No. 2: Michigan in New Orleans
Because we need to see Jim Harbaugh in the Big Easy. The Wolverines’ satellite-camp circuit already hits seven states in nine days, but it’s missing a stop in the recruiting hotbed of Louisiana. An addition to the schedule is required. Perhaps the camp could coincide with this. What could go wrong? Seriously, Michigan needs big offensive tackles to protect its future stable of Harbaugh-trained quarterbacks, and few better exist in the 2016 class than Willie Allen of New Orleans’ John Curtis High School. Here’s a chance to see Allen on his home turf.
No. 3: Nebraska in Birmingham, Alabama
In lieu of actually trying to enter Tuscaloosa or Auburn, which may not end well, a Big Ten team must try to get as close as possible. The Huskers are the best candidate. Why? Well, they’ve officially entered the game, with a camp set for Atlanta and others possibly in the works. Nebraska is not viewed as the threat it was once was, so locals might not react with hostility to this Big Ten invasion. And if all else fails, new coach Mike Riley is too nice to throw out of the state. And he attended Alabama, playing for Bear Bryant.
No. 4: Wisconsin in the Dallas-Fort Worth metroplex
Without a Texan on the current roster, the Badgers are trying to expand their recruiting horizons into the Lone Star State. Wisconsin signed running back Jordan Stevenson out of Dallas in February. It opens the 2015 season at AT&T Stadium against Alabama. So why not get a head start on building a fan base? If Jerry World isn’t available for the camp, a litany of high school programs possess the facility to host the Wisconsin coaches. Potential exists for the Badgers in Texas; coach Paul Chryst received his first full-time coaching job in San Antonio, and defensive coordinator Dave Aranda got his master’s degree at Texas Tech.
No. 5: Big Ten Battle Royale in Pasadena, California
Look, the Big Ten needs to make the most of this situation with satellite camps while it exists. Think big. Think Rose Bowl. Think three coaches from every Big Ten team, hosted by Pasadena City College on Fourth of July weekend – Friday night and Saturday. Think about televising the whole thing. Yeah, it's hard to imagine this event would pass as legal, but let me dream. Envision Harbaugh and Mark Dantonio on the same field, working with coveted prospects; Meyer coaching alongside James Franklin. Riley reunited with Chryst.
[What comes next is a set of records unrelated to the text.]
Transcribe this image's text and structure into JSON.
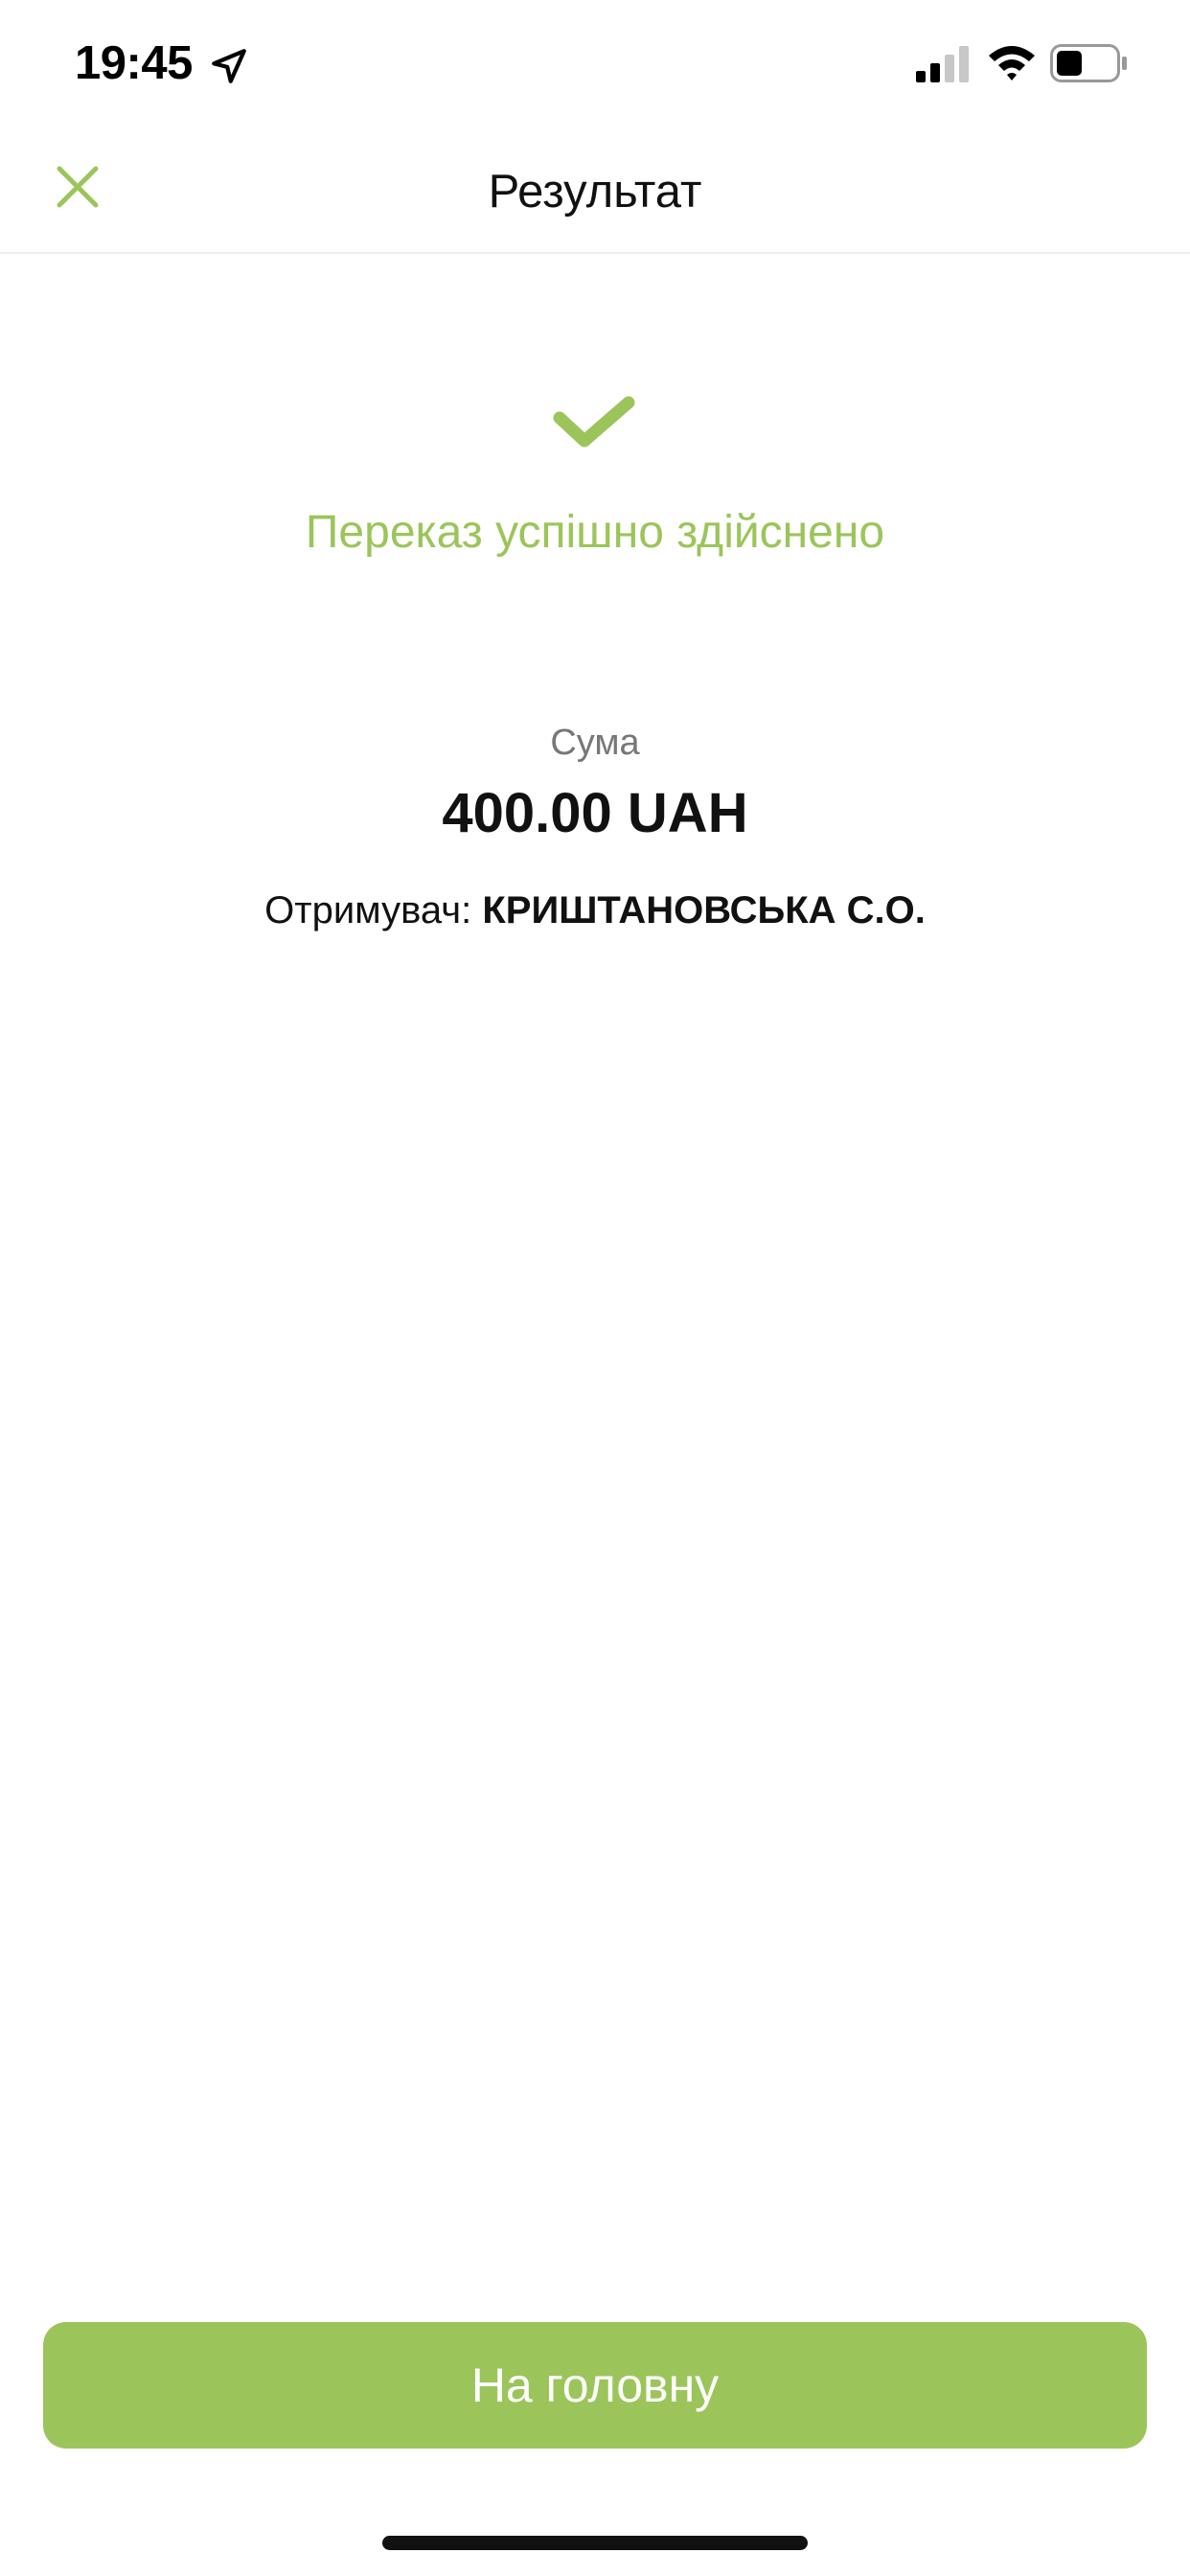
{
  "status_bar": {
    "time": "19:45"
  },
  "header": {
    "title": "Результат",
    "close_icon": "close-icon"
  },
  "result": {
    "icon": "check-icon",
    "message": "Переказ успішно здійснено",
    "amount_label": "Сума",
    "amount": "400.00 UAH",
    "recipient_label": "Отримувач:",
    "recipient_name": "КРИШТАНОВСЬКА С.О."
  },
  "footer": {
    "home_button_label": "На головну"
  },
  "colors": {
    "accent": "#9bc55a",
    "secondary_text": "#777777",
    "primary_text": "#111111"
  }
}
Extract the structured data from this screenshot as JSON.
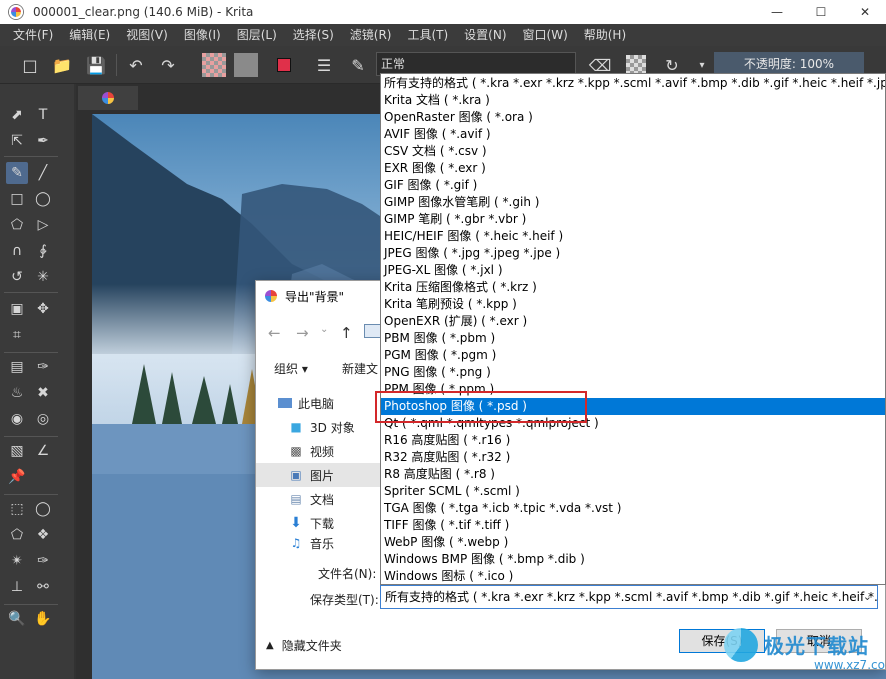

This could make for the best fireworks show on the West Coast. What top recruit from Southern California would turn down an invite?
The staging of satellite camps could be short-lived, so we're proposing Big Ten options for additional satellite camps this offseason.